German GDP Plummets in Q2; July Jobless Numbers Drop Unexpectedly

- Quarterly growth plunges record 10.1pct to extend recession

- Unemployment steady at 6.4pct

- Analysts already touting German recovery


By Eric Culp

European Editor, LiveSquawk News



Frankfurt, 30 July 2020 (LS NEWS) – Economic activity in Germany fell at a record pace in the second quarter, but a surprising drop in the number of unemployed this month offered another sign that Europe’s largest economy is reviving following the elimination of many government restrictions designed to curb the spread of Covid-19.


Quarter-on-quarter GDP plunged 10.1pct, the worst decline since Germany began reporting quarterly growth results in 1970, according to preliminary data from Germany’s Federal Statistics Office. The contraction was worse than both the market forecast of a 9.0pct decrease and the 2.2pct drop in the first quarter.


The second-quarter contraction means that Germany remained in recession; the country’s quarterly growth rate has been negative since the final three months of 2019.


The annual non-calendar adjusted growth rate of -11.7pct in the second quarter was also a record drop. Analysts had expected -10.9pct following the -1.9pct reading in the first three months of this year.


“A massive slump was recorded for exports and imports of goods and services as well as for household final consumption expenditure and capital formation in machinery and equipment,” the statistics office said.


Following Thursday’s announcement, Oxford Economics Chief German Economist Oliver Rakau said, “Europe is going through its worst recession in living memory.”


But the Eurozone’s biggest economy will fare far better than other partners bound together with the single currency, he noted. “Combined with more timely data that shows a strong bounce-back in economic activity in Germany as lockdowns were lifted, this supports our view that the German economy will easily outperform the rest of the eurozone this year.”


The first report on second-quarter Eurozone growth is due Friday at 09.00 GMT.


Job market shows surprise uptick

Like many analysts, Andrew Kenningham, chief Europe economist at Capital Economics, sees further growth ahead. “Provided there is no new surge in virus cases and a second nationwide lockdown, there should be a substantial rebound in the third quarter.


“We already know that in May industrial production rose by 7.8pct month-on-month and retail sales by 13.9pct month-on-month – the latter to above pre-crisis levels. Daily data for electricity demand and measures of mobility point to a further improvement in June and July.”

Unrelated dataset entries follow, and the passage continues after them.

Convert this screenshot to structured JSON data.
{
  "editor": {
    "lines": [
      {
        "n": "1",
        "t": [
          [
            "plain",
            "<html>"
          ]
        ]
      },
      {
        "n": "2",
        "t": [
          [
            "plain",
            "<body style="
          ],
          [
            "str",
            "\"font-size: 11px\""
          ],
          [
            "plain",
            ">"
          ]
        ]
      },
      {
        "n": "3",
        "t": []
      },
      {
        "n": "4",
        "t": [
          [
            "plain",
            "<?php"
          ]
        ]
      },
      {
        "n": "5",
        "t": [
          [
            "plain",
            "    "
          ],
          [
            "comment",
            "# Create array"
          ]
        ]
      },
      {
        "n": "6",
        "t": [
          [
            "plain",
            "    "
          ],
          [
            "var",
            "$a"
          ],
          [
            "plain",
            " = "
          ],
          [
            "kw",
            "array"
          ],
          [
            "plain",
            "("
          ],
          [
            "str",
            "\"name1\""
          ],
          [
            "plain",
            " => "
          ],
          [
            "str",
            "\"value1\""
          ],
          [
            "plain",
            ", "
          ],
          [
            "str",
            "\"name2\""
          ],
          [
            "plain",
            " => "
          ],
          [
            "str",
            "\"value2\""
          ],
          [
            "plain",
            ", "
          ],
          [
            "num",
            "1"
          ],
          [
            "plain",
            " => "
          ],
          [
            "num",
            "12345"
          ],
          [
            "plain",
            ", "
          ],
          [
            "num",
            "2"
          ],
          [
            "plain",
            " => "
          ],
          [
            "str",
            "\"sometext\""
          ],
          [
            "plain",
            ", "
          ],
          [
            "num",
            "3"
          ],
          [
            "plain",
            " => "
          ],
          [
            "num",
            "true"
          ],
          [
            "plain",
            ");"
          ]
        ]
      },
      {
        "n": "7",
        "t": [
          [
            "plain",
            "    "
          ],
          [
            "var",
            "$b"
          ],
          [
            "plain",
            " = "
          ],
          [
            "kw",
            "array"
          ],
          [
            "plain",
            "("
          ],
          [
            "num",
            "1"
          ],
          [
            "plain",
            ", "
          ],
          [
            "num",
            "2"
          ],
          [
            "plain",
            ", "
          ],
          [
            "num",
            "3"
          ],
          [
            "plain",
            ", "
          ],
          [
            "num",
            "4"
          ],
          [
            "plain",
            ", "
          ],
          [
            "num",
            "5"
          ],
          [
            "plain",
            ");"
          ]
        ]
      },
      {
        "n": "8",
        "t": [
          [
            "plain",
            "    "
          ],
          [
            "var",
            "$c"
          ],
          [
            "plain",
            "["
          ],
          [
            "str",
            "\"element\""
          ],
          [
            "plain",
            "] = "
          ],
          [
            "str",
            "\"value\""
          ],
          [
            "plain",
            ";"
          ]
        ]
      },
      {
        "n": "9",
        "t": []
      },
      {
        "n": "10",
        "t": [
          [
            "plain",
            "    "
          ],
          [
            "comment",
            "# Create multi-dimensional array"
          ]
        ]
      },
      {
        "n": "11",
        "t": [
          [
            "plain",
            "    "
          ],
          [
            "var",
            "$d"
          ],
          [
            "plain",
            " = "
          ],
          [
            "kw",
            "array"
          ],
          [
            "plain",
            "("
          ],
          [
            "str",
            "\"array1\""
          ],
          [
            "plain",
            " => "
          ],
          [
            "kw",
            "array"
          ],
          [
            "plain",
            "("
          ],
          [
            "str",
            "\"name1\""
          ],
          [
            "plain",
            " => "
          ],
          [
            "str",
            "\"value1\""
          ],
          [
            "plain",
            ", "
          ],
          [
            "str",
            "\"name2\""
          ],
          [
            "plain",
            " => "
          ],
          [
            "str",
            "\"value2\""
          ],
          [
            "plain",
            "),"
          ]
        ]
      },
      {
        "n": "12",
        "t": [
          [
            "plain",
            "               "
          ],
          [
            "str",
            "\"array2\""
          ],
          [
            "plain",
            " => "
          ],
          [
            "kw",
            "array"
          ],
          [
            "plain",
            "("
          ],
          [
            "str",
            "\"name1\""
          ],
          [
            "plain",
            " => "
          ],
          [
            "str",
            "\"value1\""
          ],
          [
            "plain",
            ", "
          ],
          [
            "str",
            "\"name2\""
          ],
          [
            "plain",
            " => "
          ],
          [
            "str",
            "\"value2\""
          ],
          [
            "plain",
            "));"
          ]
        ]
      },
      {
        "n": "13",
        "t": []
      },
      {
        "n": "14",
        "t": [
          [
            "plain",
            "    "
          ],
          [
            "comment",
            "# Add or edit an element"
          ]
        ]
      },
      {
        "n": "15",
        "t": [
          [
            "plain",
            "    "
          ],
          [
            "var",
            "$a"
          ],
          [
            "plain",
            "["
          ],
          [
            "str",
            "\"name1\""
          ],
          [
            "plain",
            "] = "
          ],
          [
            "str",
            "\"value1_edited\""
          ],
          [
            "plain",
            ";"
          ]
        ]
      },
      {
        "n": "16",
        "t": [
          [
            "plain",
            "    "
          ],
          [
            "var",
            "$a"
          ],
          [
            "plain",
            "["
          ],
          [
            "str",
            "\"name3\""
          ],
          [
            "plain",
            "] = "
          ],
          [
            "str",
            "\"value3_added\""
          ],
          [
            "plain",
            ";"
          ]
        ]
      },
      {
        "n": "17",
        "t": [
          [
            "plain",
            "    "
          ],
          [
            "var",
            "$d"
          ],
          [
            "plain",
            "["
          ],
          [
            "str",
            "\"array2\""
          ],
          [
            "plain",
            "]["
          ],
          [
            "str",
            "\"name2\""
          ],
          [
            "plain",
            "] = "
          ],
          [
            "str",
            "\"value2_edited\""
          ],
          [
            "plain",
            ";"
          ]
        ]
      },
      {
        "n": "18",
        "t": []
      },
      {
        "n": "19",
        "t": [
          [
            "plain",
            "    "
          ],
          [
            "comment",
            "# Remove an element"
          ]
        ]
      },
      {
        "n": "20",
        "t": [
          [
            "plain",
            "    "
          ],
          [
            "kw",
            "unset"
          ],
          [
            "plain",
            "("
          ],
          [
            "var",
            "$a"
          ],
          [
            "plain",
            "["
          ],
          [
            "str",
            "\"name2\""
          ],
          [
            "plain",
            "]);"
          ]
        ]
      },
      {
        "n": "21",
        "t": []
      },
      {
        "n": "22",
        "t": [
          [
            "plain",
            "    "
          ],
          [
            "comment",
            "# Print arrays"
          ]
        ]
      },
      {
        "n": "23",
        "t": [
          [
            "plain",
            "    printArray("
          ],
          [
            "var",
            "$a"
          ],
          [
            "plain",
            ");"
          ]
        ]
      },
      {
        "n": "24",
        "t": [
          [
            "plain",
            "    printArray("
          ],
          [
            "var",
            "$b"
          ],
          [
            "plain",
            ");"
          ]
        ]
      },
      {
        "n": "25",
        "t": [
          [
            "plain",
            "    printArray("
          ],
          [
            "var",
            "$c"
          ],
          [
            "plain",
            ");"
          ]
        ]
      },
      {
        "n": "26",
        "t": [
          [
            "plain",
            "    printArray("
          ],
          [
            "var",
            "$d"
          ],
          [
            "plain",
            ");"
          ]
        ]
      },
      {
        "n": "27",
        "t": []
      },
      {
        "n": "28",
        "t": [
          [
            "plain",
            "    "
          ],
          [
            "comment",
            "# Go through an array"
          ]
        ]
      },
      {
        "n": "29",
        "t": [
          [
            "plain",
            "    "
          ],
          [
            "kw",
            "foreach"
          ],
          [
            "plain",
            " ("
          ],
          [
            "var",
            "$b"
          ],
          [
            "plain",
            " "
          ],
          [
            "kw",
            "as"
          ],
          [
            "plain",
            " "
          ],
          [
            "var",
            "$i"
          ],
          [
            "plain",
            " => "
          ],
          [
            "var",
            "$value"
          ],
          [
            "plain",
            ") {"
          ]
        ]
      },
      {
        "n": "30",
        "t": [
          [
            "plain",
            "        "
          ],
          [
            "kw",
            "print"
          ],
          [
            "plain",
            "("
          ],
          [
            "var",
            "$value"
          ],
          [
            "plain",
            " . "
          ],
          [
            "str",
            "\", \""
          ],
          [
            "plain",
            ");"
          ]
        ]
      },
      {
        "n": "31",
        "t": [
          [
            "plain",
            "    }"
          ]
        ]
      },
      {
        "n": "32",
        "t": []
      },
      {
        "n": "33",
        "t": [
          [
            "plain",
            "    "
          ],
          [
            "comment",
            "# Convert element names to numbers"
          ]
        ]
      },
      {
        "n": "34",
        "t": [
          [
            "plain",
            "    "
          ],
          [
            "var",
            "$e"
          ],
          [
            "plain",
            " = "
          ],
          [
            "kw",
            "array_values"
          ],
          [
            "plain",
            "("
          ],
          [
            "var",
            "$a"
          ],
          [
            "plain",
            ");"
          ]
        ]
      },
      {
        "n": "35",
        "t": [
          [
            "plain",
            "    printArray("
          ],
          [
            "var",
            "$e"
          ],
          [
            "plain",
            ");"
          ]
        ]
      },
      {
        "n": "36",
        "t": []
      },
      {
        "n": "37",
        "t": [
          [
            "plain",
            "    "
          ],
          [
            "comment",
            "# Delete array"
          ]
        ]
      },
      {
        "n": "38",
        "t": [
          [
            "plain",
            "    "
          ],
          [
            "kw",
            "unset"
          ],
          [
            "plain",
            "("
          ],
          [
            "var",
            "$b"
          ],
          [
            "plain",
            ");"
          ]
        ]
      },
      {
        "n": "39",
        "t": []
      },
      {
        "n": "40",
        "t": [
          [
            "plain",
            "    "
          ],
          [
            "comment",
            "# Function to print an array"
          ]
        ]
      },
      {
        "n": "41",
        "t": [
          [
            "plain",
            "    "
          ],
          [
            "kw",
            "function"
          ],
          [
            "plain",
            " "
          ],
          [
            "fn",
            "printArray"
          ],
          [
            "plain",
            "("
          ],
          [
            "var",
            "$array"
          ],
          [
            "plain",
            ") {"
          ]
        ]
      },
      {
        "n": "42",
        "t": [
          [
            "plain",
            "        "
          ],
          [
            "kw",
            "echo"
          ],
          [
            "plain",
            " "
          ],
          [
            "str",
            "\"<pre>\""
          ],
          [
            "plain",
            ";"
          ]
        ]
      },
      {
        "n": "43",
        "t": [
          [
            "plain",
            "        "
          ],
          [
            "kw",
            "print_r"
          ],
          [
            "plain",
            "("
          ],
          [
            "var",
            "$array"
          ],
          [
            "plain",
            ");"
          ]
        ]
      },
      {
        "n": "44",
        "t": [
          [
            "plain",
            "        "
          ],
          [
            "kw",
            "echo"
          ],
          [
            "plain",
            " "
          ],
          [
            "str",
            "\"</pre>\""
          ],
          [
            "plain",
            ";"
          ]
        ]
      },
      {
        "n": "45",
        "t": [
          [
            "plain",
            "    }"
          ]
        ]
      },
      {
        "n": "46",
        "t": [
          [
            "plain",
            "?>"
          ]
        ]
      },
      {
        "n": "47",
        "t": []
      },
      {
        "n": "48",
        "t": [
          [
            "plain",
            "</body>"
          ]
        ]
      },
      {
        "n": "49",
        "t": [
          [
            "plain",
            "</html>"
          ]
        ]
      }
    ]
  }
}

The number of unemployed in Germany declined unexpectedly this month, according to seasonally adjusted data from the Federal Labour Office. Jobless claims dropped by 18,000, which compared with the market estimate for an increase of 41,000. Claims rose 61,000 in June and 238,000 in May.


The seasonally adjusted jobless rate held steady at 6.4pct to beat the estimate of 6.5pct.


“Formerly known as the stronghold of the economy, the labour market has become a good indicator of the economic damage,” ING Chief German Economist Carsten Brzeski said. He pointed out that since March, around half a million Germans have lost their jobs and some 6.7mln others are currently benefiting from short-time work schemes.


Germany’s Kurzarbeit programme of government wage subsidies for workers has kept unemployment low, but it will take years for the country’s job market to fully recovery, according to Detlef Scheele, the head of the labour office. He said last week that employment may not return to “normal levels” until 2023.